27 April 2015

Nepal earthquake impact – the key questions

Posted by Dave Petley

Nepal Earthquake impact

Confusion continues to be a factor in determining the Nepal Earthquake impact – not unusual in any way, and not a criticism of anyone involved.  The official death toll continues to increase – at the time of writing it is is 3351 (I strong recommend this twitter account for the latest information), and the total is rising quickly.  But this remains much lower than we had anticipated for an event of this size in Nepal.  This is partly because buildings in Kathmandu have performed far better than we had feared – at the moment the reasons for this are not clear, but it is very welcome.

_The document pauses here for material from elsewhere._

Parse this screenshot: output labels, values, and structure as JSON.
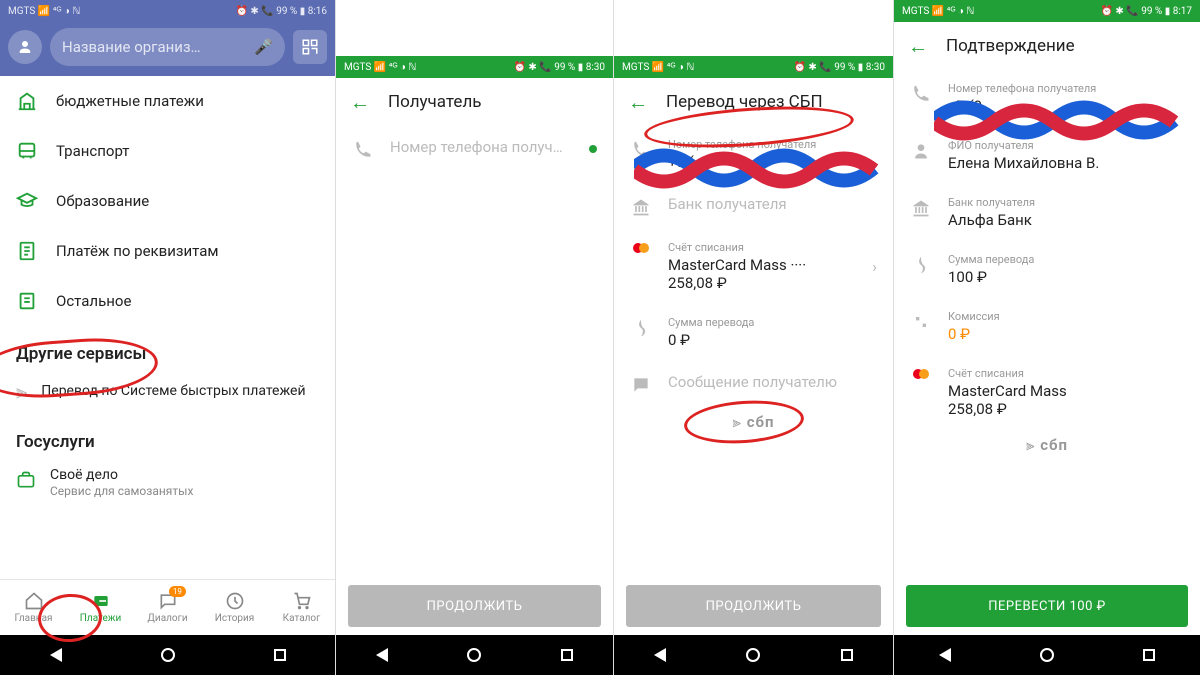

But the key question is what is happening to the north of Kathmandu in the rural areas.  This is the zone in which the peak ground accelerations are likely to have been highest, and it is also an area in which the houses are vulnerable (typically being constructed of weak materials) and most communities live on, or close to, slopes.    These communities, which are remote at the best of times, may well have been very badly affected by the earthquake.  An example appears to be the town of Barpak, high in the mountains in Gorkha District.  This is the Google Earth image of the town before the earthquake:

Nepal earthquake impact


Various images have appeared of the aftermath of the earthquake in this town, all unfortunately unverified.  But for example, this image has been widely retweeted:

Nepal earthquake impact


As has this aerial view:

Nepal earthquake impact.

Both of these images suggest that losses in Barpak should be high.  The key questions are:

1. To what degree are these losses included in the official totals (my guess would be they are not, but I might be wrong)?

2. To what degree is the damage in Barpak replicated elsewhere?

Because if the answer to 1. is that the official death toll does not account for the losses in Barpak, and to 2. is that this is replicated elsewhere then the losses are going to be much higher than at present.  We can only hope that this is not the case.

Either way the pictures above suggest that a massive mobilisation of aid is going to be needed.